My first memory of holding a camera is taking pictures on a family outing. Although I don’t remember much I would like to think that it was a warm and beautiful place with yellow grass around. My mother sat on the spread on the ground and took out home made sandwiches. My elder brother and I took turns to press the red button on my father’s Pentax Pino 35. He framed the pictures while we released the shutter. It was as simple as that. To this day, that is the best piece of photography advice I’ve received from anyone. My father said, “Just press down the red button”.
Now the Pentax Pino is gone but I still do what my father taught me. I press the shutter down. That’s what photography is to me. It’s easy to complicate a simple thing like photography with terms like aperture and exposure and shutter speed and ‘seeing the light’ but in the end it’s about holding down that red button.
I moved on to a DSLR (Nikon D3000) about 2 years ago after spending half a year with a Kodak point and shoot. I think I’m only held back by my own imagination and creativity and I need at least 2 years before I think of upgrading my current photography gear. Some might argue that I’m slow.
You can call me self-taught and whatever I’ve learned is from reading EXIFs and articles on the web. It’s mind-boggling what the web can teach.

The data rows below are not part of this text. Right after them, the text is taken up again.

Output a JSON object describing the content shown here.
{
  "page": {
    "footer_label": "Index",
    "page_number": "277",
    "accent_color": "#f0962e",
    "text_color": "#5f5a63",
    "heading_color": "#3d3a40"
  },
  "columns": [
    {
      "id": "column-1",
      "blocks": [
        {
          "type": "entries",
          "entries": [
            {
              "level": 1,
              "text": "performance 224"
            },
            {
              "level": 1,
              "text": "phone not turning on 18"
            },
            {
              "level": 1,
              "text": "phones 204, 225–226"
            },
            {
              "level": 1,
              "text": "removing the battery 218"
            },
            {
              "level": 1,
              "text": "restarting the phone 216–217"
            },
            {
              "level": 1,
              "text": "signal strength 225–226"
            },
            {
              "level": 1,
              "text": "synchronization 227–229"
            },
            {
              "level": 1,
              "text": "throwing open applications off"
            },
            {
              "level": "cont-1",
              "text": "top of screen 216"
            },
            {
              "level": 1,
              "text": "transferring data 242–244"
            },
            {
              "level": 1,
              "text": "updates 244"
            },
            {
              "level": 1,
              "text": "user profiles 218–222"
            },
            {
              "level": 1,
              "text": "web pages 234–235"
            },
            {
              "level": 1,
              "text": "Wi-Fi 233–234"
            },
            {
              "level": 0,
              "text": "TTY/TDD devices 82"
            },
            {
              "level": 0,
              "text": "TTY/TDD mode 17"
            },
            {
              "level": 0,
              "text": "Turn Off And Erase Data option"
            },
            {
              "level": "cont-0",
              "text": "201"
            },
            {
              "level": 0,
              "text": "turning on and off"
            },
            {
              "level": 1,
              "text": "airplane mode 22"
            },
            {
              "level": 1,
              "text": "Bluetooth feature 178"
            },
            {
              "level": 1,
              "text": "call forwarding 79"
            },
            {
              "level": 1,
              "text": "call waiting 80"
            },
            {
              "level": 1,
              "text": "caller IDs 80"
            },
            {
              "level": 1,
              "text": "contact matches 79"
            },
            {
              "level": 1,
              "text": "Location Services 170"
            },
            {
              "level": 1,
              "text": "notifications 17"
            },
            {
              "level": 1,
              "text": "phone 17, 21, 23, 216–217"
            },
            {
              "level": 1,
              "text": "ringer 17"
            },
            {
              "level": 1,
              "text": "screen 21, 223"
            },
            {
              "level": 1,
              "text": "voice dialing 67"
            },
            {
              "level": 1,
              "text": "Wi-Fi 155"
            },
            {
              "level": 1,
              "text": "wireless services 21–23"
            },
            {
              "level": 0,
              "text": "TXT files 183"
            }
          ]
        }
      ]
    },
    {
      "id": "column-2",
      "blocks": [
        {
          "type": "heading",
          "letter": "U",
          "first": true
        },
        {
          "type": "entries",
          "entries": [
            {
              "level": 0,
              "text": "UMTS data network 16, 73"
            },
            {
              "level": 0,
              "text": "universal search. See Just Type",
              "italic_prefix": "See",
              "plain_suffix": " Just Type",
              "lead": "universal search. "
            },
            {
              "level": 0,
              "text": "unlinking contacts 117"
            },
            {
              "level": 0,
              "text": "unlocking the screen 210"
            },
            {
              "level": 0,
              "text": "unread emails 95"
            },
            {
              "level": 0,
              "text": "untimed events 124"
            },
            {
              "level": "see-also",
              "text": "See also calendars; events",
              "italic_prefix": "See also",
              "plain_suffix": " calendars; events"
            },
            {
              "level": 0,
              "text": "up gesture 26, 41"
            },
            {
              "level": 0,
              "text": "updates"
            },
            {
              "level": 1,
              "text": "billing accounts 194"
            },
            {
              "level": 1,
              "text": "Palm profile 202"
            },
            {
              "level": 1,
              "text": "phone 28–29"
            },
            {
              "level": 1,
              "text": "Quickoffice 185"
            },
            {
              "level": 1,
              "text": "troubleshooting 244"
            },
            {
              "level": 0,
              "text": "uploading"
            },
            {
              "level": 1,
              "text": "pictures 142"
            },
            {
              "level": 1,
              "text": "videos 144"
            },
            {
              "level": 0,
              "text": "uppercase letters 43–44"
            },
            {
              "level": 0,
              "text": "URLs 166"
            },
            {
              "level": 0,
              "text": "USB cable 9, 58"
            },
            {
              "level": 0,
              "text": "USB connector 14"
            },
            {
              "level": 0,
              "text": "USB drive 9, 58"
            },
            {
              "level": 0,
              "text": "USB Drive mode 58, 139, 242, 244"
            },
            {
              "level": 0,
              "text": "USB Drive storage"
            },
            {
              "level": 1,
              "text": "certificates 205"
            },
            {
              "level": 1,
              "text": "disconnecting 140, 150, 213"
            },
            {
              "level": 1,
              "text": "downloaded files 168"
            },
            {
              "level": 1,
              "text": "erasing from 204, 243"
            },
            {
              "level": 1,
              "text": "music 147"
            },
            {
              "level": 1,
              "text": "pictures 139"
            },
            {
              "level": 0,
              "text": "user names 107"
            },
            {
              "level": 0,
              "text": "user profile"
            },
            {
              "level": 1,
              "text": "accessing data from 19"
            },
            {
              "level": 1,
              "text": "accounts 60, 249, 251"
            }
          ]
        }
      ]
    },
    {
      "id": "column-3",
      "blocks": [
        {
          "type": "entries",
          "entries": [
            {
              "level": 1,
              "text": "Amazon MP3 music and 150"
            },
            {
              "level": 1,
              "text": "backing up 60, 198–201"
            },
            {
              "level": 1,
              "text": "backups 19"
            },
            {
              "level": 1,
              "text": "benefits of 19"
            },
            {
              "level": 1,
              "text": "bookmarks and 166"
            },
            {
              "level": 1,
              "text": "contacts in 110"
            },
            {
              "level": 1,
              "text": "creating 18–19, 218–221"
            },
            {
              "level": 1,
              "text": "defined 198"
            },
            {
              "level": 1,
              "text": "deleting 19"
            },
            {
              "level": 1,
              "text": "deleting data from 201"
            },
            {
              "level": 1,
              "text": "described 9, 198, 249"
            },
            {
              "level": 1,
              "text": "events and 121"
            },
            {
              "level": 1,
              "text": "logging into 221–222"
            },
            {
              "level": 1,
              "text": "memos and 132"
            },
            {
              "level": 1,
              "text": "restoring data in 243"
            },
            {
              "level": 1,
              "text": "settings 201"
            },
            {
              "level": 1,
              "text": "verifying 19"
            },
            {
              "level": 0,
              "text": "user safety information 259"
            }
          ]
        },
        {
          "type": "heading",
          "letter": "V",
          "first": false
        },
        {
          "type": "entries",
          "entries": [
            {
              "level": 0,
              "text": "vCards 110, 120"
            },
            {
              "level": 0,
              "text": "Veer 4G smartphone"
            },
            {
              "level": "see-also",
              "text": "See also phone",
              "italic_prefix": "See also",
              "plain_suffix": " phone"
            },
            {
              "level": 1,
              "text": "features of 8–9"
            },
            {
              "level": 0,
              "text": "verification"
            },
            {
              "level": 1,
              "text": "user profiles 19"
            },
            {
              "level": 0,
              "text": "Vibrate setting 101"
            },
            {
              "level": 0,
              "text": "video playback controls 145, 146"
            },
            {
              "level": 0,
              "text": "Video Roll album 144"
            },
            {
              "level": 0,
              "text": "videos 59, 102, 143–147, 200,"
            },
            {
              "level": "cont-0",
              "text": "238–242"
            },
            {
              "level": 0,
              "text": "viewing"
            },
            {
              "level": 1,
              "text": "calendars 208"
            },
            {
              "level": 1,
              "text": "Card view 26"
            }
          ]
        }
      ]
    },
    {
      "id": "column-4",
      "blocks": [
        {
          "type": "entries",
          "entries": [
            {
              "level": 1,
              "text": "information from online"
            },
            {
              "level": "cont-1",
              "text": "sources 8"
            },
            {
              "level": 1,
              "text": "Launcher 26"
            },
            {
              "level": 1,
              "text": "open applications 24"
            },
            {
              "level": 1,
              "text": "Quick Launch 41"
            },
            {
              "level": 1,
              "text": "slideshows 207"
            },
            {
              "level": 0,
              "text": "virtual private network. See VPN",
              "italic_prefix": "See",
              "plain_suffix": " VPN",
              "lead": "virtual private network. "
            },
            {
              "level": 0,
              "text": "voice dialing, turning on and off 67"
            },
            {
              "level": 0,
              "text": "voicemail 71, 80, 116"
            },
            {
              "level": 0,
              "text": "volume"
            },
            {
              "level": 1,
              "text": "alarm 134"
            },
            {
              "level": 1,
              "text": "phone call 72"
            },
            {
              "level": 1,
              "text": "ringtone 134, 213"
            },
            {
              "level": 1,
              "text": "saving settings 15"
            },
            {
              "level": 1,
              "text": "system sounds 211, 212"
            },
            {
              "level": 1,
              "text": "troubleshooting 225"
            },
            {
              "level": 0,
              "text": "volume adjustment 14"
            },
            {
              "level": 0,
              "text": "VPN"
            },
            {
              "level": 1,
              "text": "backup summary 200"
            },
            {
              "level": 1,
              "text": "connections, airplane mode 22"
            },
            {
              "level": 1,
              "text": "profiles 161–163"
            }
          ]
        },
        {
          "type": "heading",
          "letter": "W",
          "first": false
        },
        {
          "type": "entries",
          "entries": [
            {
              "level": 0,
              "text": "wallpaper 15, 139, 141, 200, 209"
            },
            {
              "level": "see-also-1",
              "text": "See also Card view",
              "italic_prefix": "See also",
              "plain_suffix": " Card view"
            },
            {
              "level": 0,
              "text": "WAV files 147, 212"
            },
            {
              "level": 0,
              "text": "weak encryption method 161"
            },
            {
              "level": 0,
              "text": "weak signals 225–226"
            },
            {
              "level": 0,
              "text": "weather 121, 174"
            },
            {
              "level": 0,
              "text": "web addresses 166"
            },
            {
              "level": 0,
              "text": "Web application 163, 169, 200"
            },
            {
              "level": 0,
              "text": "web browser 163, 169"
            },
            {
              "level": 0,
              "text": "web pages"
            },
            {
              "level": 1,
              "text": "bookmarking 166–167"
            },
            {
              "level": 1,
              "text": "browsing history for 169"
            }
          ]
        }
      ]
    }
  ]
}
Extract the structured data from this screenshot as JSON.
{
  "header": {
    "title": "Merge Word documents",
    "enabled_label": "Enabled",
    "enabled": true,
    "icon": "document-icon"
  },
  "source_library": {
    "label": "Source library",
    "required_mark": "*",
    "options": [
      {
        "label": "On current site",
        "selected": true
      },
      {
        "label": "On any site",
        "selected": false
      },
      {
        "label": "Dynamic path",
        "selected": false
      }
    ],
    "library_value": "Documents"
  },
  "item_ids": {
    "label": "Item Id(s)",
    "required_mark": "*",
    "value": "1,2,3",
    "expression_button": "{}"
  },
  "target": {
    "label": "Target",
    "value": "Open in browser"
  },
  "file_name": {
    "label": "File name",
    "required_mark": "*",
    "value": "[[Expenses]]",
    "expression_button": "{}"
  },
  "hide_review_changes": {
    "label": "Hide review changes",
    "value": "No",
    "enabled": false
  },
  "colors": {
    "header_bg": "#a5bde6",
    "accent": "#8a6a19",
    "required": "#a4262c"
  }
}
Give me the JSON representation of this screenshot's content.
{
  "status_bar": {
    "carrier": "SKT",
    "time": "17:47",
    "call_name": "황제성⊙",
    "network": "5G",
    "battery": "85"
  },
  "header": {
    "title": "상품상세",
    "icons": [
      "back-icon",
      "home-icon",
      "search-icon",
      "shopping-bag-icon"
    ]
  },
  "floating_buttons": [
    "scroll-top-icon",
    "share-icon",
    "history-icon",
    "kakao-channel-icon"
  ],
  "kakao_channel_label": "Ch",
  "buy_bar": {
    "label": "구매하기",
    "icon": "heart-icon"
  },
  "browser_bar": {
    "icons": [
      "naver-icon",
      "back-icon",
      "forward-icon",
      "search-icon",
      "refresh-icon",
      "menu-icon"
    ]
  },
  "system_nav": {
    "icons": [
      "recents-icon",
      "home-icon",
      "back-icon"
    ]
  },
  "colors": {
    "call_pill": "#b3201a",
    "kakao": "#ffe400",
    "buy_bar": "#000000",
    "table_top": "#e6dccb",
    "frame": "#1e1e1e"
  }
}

I would like to call the kind of photography I do as conceptual photography. I enjoy taking portraits the most, as I feel it offers so much scope. Every portrait and expression is different. I do not usually take photos of pretty flowers and landscapes (flowers are the most photographed things and landscapes because I’m lazy). I want to take pictures of ordinary objects/people in an extraordinary way. Currently I’m doing my first 365 and it’s really difficult if you ask me; and very fulfilling. I believe the last 200 days with my 365 have been the most creative period of my life.
Around me is the reality I have chosen for myself. My photography is a very small part of how I see the world around me. It’s fun to see it from behind a 3 by 3 grid.
I believe my greatest strength is that I’m raw. I don’t follow any of the great photographers and I don’t belong to any school as such. I don’t have a style and I don’t want to have one yet. Not unless I explore everything. Like everyone, I want my work displayed in a gallery while fancy people sip wine and critique it; to sell prints.
I wish to be able to give back to this wonderful community whatever I’ve learned. For now, I’ll keep doing what my father told me – Just press down the red button.